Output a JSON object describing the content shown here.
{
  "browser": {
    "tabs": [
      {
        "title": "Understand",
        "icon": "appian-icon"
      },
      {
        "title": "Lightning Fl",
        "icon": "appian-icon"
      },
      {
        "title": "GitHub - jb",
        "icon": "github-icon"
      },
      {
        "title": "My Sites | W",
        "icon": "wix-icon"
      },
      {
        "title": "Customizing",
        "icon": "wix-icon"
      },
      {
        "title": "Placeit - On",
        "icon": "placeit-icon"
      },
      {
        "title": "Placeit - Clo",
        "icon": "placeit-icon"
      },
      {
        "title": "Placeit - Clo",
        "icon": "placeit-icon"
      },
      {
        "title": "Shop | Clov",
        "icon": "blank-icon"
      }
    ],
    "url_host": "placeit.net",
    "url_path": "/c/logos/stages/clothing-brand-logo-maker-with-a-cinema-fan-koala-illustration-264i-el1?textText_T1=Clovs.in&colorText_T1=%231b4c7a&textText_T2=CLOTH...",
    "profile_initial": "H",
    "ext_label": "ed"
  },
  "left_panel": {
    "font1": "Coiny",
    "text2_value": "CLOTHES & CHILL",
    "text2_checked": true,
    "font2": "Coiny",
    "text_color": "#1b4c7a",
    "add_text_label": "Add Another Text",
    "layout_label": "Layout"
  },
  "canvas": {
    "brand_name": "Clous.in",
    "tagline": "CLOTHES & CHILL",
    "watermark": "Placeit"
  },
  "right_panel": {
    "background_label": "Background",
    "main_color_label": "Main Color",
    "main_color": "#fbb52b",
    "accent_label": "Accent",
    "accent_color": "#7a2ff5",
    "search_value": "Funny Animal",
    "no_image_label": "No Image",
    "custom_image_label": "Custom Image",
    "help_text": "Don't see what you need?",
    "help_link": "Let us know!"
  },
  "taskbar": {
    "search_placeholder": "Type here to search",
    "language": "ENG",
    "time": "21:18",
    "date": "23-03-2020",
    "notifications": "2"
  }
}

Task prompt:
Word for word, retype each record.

Exercise result:
Output a JSON object describing the content shown here.
{
  "browser": {
    "tabs": [
      {
        "title": "Understand",
        "icon": "appian-icon"
      },
      {
        "title": "Lightning Fl",
        "icon": "appian-icon"
      },
      {
        "title": "GitHub - jb",
        "icon": "github-icon"
      },
      {
        "title": "My Sites | W",
        "icon": "wix-icon"
      },
      {
        "title": "Customizing",
        "icon": "wix-icon"
      },
      {
        "title": "Placeit - On",
        "icon": "placeit-icon"
      },
      {
        "title": "Placeit - Clo",
        "icon": "placeit-icon"
      },
      {
        "title": "Placeit - Clo",
        "icon": "placeit-icon"
      },
      {
        "title": "Shop | Clov",
        "icon": "blank-icon"
      }
    ],
    "url_host": "placeit.net",
    "url_path": "/c/logos/stages/clothing-brand-logo-maker-with-a-cinema-fan-koala-illustration-264i-el1?textText_T1=Clovs.in&colorText_T1=%231b4c7a&textText_T2=CLOTH...",
    "profile_initial": "H",
    "ext_label": "ed"
  },
  "left_panel": {
    "font1": "Coiny",
    "text2_value": "CLOTHES & CHILL",
    "text2_checked": true,
    "font2": "Coiny",
    "text_color": "#1b4c7a",
    "add_text_label": "Add Another Text",
    "layout_label": "Layout"
  },
  "canvas": {
    "brand_name": "Clous.in",
    "tagline": "CLOTHES & CHILL",
    "watermark": "Placeit"
  },
  "right_panel": {
    "background_label": "Background",
    "main_color_label": "Main Color",
    "main_color": "#fbb52b",
    "accent_label": "Accent",
    "accent_color": "#7a2ff5",
    "search_value": "Funny Animal",
    "no_image_label": "No Image",
    "custom_image_label": "Custom Image",
    "help_text": "Don't see what you need?",
    "help_link": "Let us know!"
  },
  "taskbar": {
    "search_placeholder": "Type here to search",
    "language": "ENG",
    "time": "21:18",
    "date": "23-03-2020",
    "notifications": "2"
  }
}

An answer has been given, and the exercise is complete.